*BRIEF*
Reproduce the records exactly, but not the pictures.

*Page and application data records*
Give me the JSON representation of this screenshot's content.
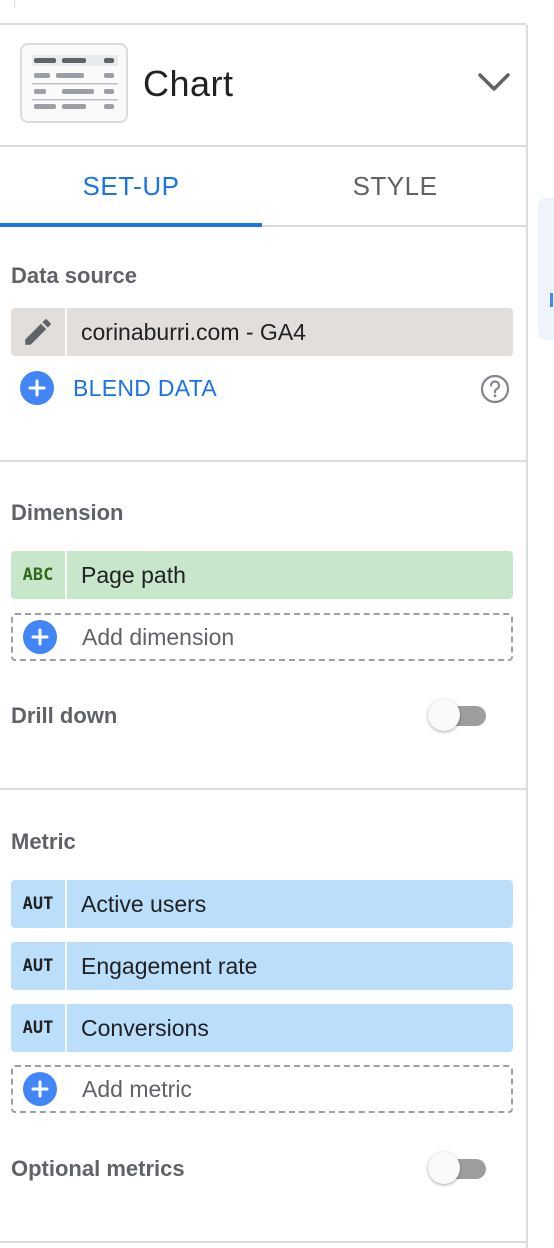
{
  "header": {
    "title": "Chart",
    "chart_type_icon": "table-chart-icon",
    "expand_icon": "chevron-down-icon"
  },
  "tabs": [
    {
      "label": "SET-UP",
      "active": true
    },
    {
      "label": "STYLE",
      "active": false
    }
  ],
  "data_source": {
    "section_label": "Data source",
    "edit_icon": "pencil-icon",
    "name": "corinaburri.com - GA4",
    "blend_label": "BLEND DATA",
    "help_icon": "help-circle-icon"
  },
  "dimension": {
    "section_label": "Dimension",
    "items": [
      {
        "type": "ABC",
        "label": "Page path"
      }
    ],
    "add_label": "Add dimension",
    "drill_down_label": "Drill down",
    "drill_down_enabled": false
  },
  "metric": {
    "section_label": "Metric",
    "items": [
      {
        "type": "AUT",
        "label": "Active users"
      },
      {
        "type": "AUT",
        "label": "Engagement rate"
      },
      {
        "type": "AUT",
        "label": "Conversions"
      }
    ],
    "add_label": "Add metric",
    "optional_label": "Optional metrics",
    "optional_enabled": false
  },
  "colors": {
    "accent": "#1a73e8",
    "dimension_chip": "#c8e6c9",
    "metric_chip": "#bbdefb",
    "source_chip": "#e2dedb"
  }
}
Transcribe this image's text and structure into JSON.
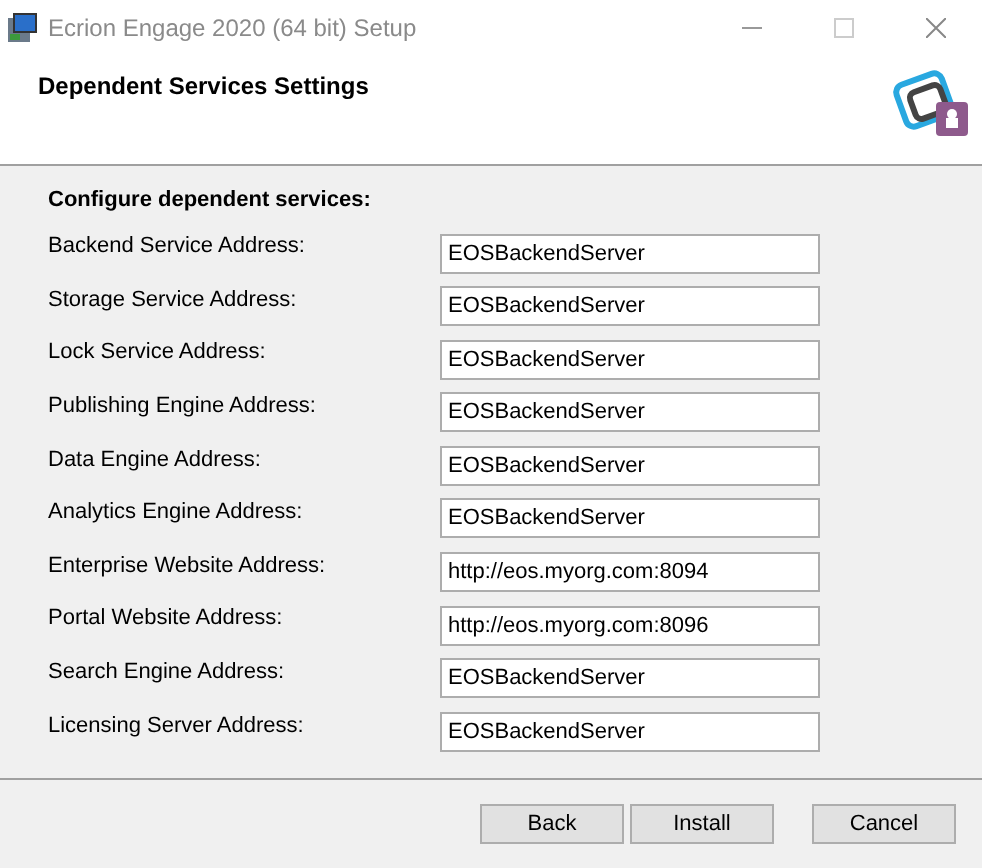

*RESULT OF THE TASK*
Give me the JSON representation of this screenshot's content.
{
  "header": {
    "title": "Chart",
    "chart_type_icon": "table-chart-icon",
    "expand_icon": "chevron-down-icon"
  },
  "tabs": [
    {
      "label": "SET-UP",
      "active": true
    },
    {
      "label": "STYLE",
      "active": false
    }
  ],
  "data_source": {
    "section_label": "Data source",
    "edit_icon": "pencil-icon",
    "name": "corinaburri.com - GA4",
    "blend_label": "BLEND DATA",
    "help_icon": "help-circle-icon"
  },
  "dimension": {
    "section_label": "Dimension",
    "items": [
      {
        "type": "ABC",
        "label": "Page path"
      }
    ],
    "add_label": "Add dimension",
    "drill_down_label": "Drill down",
    "drill_down_enabled": false
  },
  "metric": {
    "section_label": "Metric",
    "items": [
      {
        "type": "AUT",
        "label": "Active users"
      },
      {
        "type": "AUT",
        "label": "Engagement rate"
      },
      {
        "type": "AUT",
        "label": "Conversions"
      }
    ],
    "add_label": "Add metric",
    "optional_label": "Optional metrics",
    "optional_enabled": false
  },
  "colors": {
    "accent": "#1a73e8",
    "dimension_chip": "#c8e6c9",
    "metric_chip": "#bbdefb",
    "source_chip": "#e2dedb"
  }
}
Transcribe this image's text and structure into JSON.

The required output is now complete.